How to keep your characters from feeling interchangeable? (1/2)
I’ve talked a little bit about how to expand your writing on a sentence level by expanding your vocabulary, etc. But now, I want to discuss characters and how to practice making them unique rather than interchangeable.
There are two ways of looking at this. First, all the characters in a particular story read and feel the same and it’s difficult to tell them apart, and second, all the characters across the author’s many stories feel the same, particularly their point-of-view characters.
This second one is interesting in the romance industry because it often means that a character who was once a side character in someone else’s story becomes the lead character in their own, only, they end up feeling like a completely different person because they read like the previous main character instead of who they’d been in that previous story. (As an example, because this reads a little confusing: Paul’s story is great.
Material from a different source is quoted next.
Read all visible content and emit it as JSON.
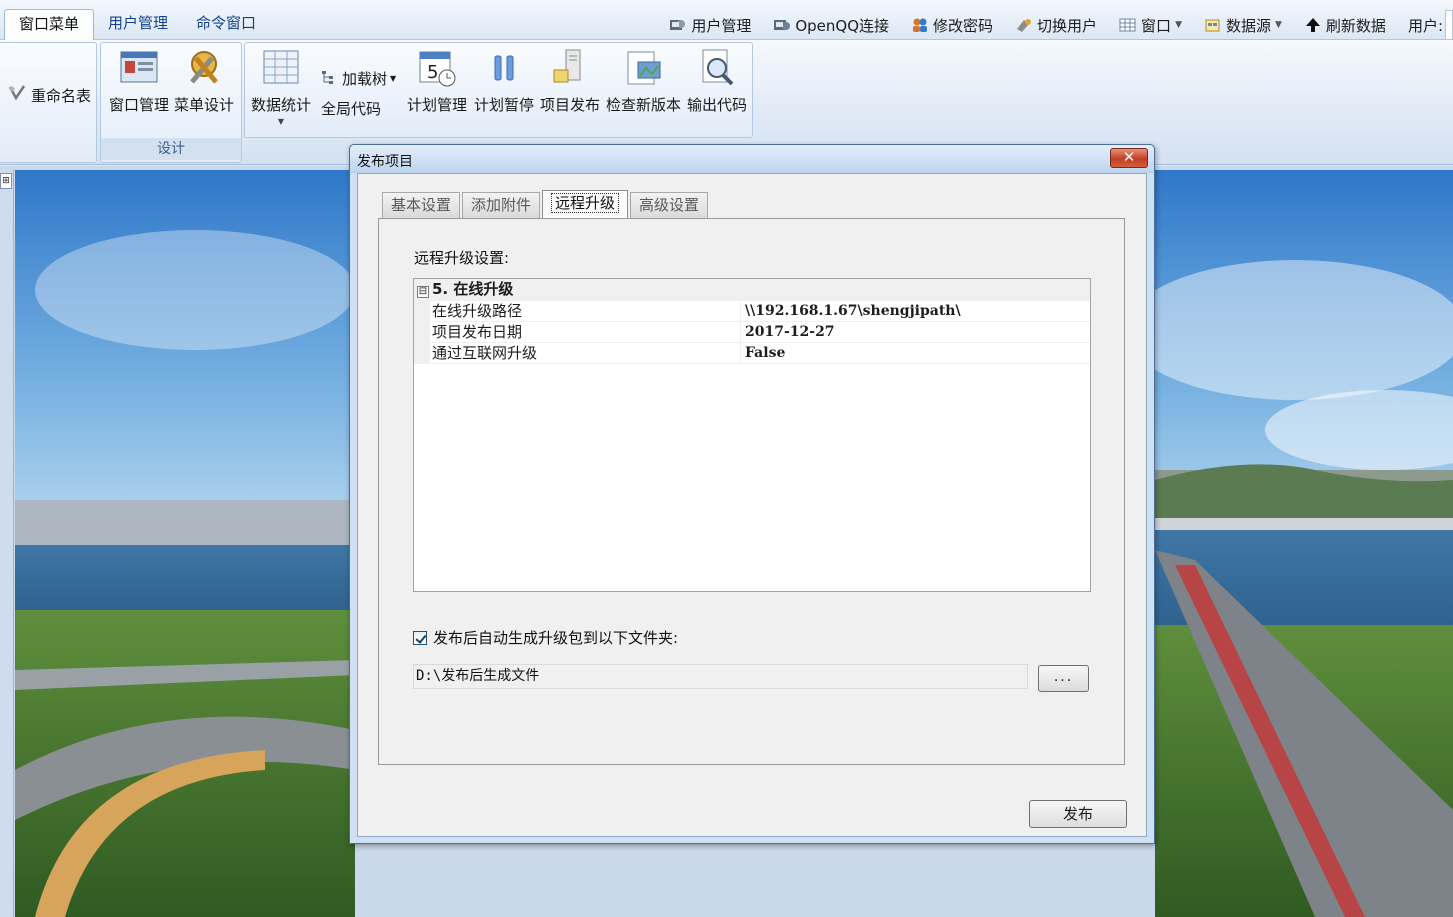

Paul is friends with side character, Lyle. Lyle is beloved by fans. Author writes book about Lyle next. Only Lyle suddenly acts like Paul rather than the Lyle everyone loved.)
So I’m going to address ways in which to help out with both these situations in two different posts since they are actually different things entirely.
First, how to keep characters in the same book from all reading the same.
1) Give each character a unique physical/visible trait.
This has to do with imagery. You want a different image in each reader’s mind when you bring up a specific character in your story. A lot of people need something physical to latch on to, something that helps paint a picture in their imagination. So giving each person a particular physical trait can make all the difference.
When I say unique, I mean unique. If all the characters have brown hair, then brown hair isn’t unique. If all the characters have scars across their faces, then the scars aren’t unique. You see this often in stories where you’ll have the blond-haired one, the brown-haired one and the red-haired one as a set of three. That’s one way to do it… Continue reading